== DESCRIPTION OF THE TASK ==
Leaving every image behind, reproduce the records word for word.

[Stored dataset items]
----
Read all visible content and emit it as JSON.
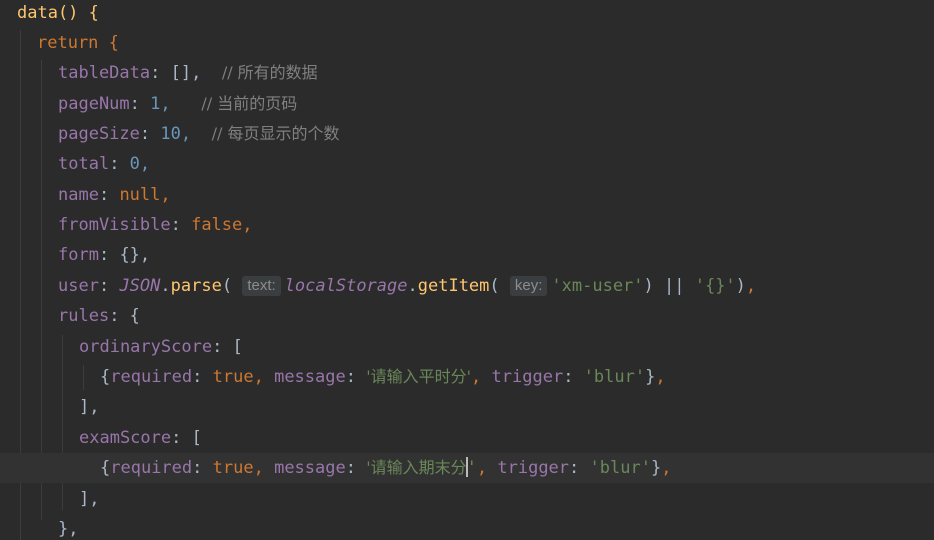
{
  "editor": {
    "lines": [
      {
        "text": "data() {"
      },
      {
        "text": "return {"
      },
      {
        "key": "tableData",
        "value": "[],",
        "comment": "// 所有的数据"
      },
      {
        "key": "pageNum",
        "value": "1,",
        "comment": "// 当前的页码"
      },
      {
        "key": "pageSize",
        "value": "10,",
        "comment": "// 每页显示的个数"
      },
      {
        "key": "total",
        "value": "0,"
      },
      {
        "key": "name",
        "value": "null,"
      },
      {
        "key": "fromVisible",
        "value": "false,"
      },
      {
        "key": "form",
        "value": "{},"
      },
      {
        "key": "user",
        "json": "JSON",
        "parse": "parse",
        "hint_text": "text:",
        "storage": "localStorage",
        "getitem": "getItem",
        "hint_key": "key:",
        "storage_key": "'xm-user'",
        "fallback": "'{}'"
      },
      {
        "key": "rules",
        "value": "{"
      },
      {
        "key": "ordinaryScore",
        "value": "["
      },
      {
        "required": "true",
        "message": "'请输入平时分'",
        "trigger": "'blur'"
      },
      {
        "text": "],"
      },
      {
        "key": "examScore",
        "value": "["
      },
      {
        "required": "true",
        "message_before_caret": "'请输入期末分",
        "message_after_caret": "'",
        "trigger": "'blur'"
      },
      {
        "text": "],"
      },
      {
        "text": "},"
      }
    ]
  }
}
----
== REPLY TO THE TASK ==
Read all visible content and emit it as JSON.
{
  "editor": {
    "lines": [
      {
        "text": "data() {"
      },
      {
        "text": "return {"
      },
      {
        "key": "tableData",
        "value": "[],",
        "comment": "// 所有的数据"
      },
      {
        "key": "pageNum",
        "value": "1,",
        "comment": "// 当前的页码"
      },
      {
        "key": "pageSize",
        "value": "10,",
        "comment": "// 每页显示的个数"
      },
      {
        "key": "total",
        "value": "0,"
      },
      {
        "key": "name",
        "value": "null,"
      },
      {
        "key": "fromVisible",
        "value": "false,"
      },
      {
        "key": "form",
        "value": "{},"
      },
      {
        "key": "user",
        "json": "JSON",
        "parse": "parse",
        "hint_text": "text:",
        "storage": "localStorage",
        "getitem": "getItem",
        "hint_key": "key:",
        "storage_key": "'xm-user'",
        "fallback": "'{}'"
      },
      {
        "key": "rules",
        "value": "{"
      },
      {
        "key": "ordinaryScore",
        "value": "["
      },
      {
        "required": "true",
        "message": "'请输入平时分'",
        "trigger": "'blur'"
      },
      {
        "text": "],"
      },
      {
        "key": "examScore",
        "value": "["
      },
      {
        "required": "true",
        "message_before_caret": "'请输入期末分",
        "message_after_caret": "'",
        "trigger": "'blur'"
      },
      {
        "text": "],"
      },
      {
        "text": "},"
      }
    ]
  }
}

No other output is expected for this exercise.